* May CPI +2.5 pct yr/yr, vs forecast +2.4 pct
* May PPI -1.4 pct yr/yr, vs forecast -1.5 pct
* May CPI +0.1 pct from April, vs f‘cast -0.1 pct
* Adds to signs of stabilisation in economy (Adds video, graphic links, HSBC quote)
BEIJING, June 10 (Reuters) - China’s consumer inflation edged up to a four-month high of 2.5 percent in May while factory price deflation eased, reinforcing signs of stabilisation in the economy.
Still, inflation remained well within the governments’ comfort zone, giving Beijing ample room to step up targeted policy support if necessary to ward off any threat of a sharp economic growth slowdown.
China’s consumer price index (CPI) rose 2.5 percent in May from a year earlier, quickening from a 1.8 percent rise in April.
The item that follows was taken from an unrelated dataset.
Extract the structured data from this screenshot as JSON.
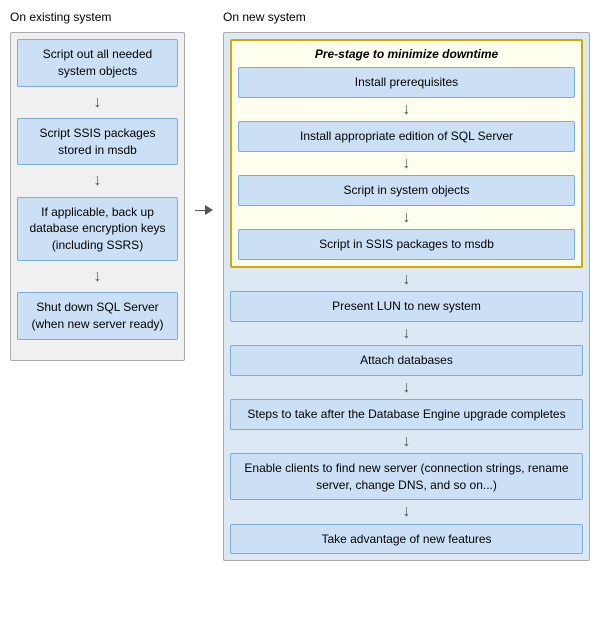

The number slightly exceeded market expectations of 2.4 percent, data from the National Bureau of Statistics showed on Tuesday.
Food prices rose 4.1 percent in May from a year earlier, quickening from April’s 2.3 percent rise, the data showed.
Month-on-month, consumer prices rose 0.1 percent versus a forecast for a 0.1 percent fall.
“The recovery of pork prices, together with last year’s low base, helped the faster price rises,” said Li Huiyong, an economist at Shenyin & Wanguo Securities in Shanghai.
“The comfortable inflation figure will provide sufficient room for the central bank to loosen its monetary policy in coming months to shore up the economy.”
The government has set a inflation target of around 3.5 percent this year.
China’s central bank recently cut the level of deposits for banks with sizeable lending to the farming sector and small firms - the latest step to spur growth.
The government has acted since April to steady growth through some focused measures, characterising it as policy fine-tuning.
Meanwhile, official manufacturing and service sector surveys showed improvement in May, adding to hopes that the economic soft patch was bottoming out.
“As we are now beginning to see monthly data picking up, the logical question is whether more easing will be needed,” economists at HSBC said in a research note.
“Given that underlying activities remain relatively sluggish and funding costs (for companies) remain high, we think there is still a lot more policy makers can do. In fact we expect policy makers to stay in their current easing mode, and deliver more targeted and incremental easing measures... ”
The producer price index (PPI) fell 1.4 percent in May from a year earlier - the 27th consecutive month of decline - versus a 2 percent fall in April and market expectations of a 1.5 percent drop.
“The PPI figure is in line with market consensus and provides more evidence of stabilisation in the economy,” said You Hongye, an analyst at Essence Securities in Beijing.
Yu Qiumei, a senior statistician at the National Bureau of Statistics, said easing factory price deflation in May indicated rising demand for industrial products.
Month-on-month, producer prices still fell 0.1 percent.
Chinese manufacturers have struggled to cope with profit-eating price declines, adding to pressure on the government to take steps to reduce financing burdens on companies.
China’s exports gained steam in May thanks to firmer global demand, data showed on Sunday, but an unexpected fall in imports signalled weaker domestic demand that could continue to weigh on the world’s second-largest economy. [ID: nL4N0OP036]
Chinese leaders have ruled out any large stimulus as the country is still nursing the hangover from the 4 trillion yuan ($640 billion) stimulus implemented during the global crisis in 2008-09, which resulted in piles of local government debt.
The statistical bureau is due to release data on industrial output, retail sales and fixed-asset investment on Friday. New loan and money supply data will be issued between June 10-15.
A Reuters poll found analysts expect annual economic growth to slow to 7.3 percent in the second quarter from 7.4 percent in the previous quarter, with full-year growth of 7.3 percent in 2014, the weakest in 24 years and below the government target of 7.5 percent.
Reporting by China Economics Team; Editing by Kim Coghill